Element data from apps and pages:
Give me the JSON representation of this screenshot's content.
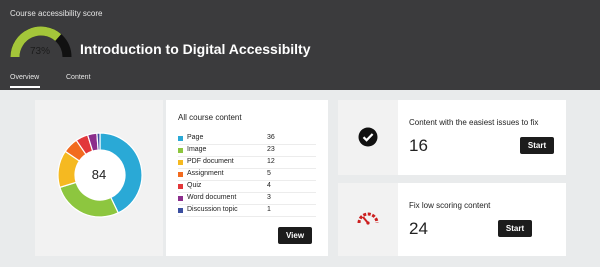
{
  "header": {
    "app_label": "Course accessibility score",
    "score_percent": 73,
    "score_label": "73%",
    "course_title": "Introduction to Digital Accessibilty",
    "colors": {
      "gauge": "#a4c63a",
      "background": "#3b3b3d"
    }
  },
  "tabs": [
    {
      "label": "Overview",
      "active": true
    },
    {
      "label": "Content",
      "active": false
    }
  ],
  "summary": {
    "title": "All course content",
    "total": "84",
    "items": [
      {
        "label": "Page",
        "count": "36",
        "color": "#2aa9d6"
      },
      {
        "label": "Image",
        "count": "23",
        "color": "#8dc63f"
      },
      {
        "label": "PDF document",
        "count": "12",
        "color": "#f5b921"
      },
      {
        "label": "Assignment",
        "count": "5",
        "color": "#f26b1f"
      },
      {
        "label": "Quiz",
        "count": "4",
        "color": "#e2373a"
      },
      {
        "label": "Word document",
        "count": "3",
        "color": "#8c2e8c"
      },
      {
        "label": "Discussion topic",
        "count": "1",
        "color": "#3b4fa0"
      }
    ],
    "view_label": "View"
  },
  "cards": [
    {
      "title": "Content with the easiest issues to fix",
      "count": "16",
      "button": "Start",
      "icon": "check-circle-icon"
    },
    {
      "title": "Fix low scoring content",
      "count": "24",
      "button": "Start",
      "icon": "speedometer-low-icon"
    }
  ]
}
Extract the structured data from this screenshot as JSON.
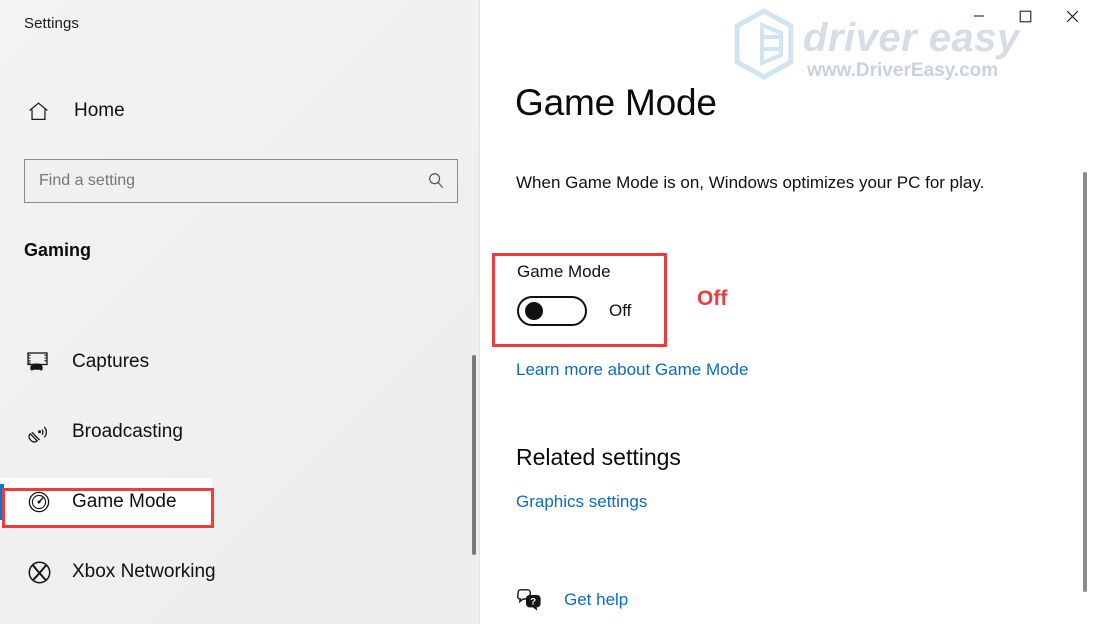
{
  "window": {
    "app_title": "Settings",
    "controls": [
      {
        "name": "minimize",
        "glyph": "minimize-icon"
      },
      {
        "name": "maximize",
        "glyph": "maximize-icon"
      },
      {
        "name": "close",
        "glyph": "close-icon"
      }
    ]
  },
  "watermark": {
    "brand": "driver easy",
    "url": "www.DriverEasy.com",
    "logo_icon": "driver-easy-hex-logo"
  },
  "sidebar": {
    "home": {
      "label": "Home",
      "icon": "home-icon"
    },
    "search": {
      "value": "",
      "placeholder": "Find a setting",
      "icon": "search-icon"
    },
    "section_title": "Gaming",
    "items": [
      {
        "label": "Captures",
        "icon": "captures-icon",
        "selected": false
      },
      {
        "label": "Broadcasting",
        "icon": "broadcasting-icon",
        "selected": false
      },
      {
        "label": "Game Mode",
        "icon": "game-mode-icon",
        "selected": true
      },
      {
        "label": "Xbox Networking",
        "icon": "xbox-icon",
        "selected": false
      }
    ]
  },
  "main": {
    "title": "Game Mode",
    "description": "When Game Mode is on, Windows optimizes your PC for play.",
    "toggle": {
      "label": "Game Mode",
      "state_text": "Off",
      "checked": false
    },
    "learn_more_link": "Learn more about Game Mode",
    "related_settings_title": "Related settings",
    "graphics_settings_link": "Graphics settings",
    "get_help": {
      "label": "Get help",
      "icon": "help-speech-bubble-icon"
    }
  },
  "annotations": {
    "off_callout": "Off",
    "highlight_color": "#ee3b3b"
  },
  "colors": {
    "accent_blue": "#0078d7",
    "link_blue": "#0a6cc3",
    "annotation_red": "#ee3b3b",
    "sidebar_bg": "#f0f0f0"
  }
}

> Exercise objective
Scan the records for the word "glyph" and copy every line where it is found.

> Answer to the problem
        "glyph": "minimize-icon"
        "glyph": "maximize-icon"
        "glyph": "close-icon"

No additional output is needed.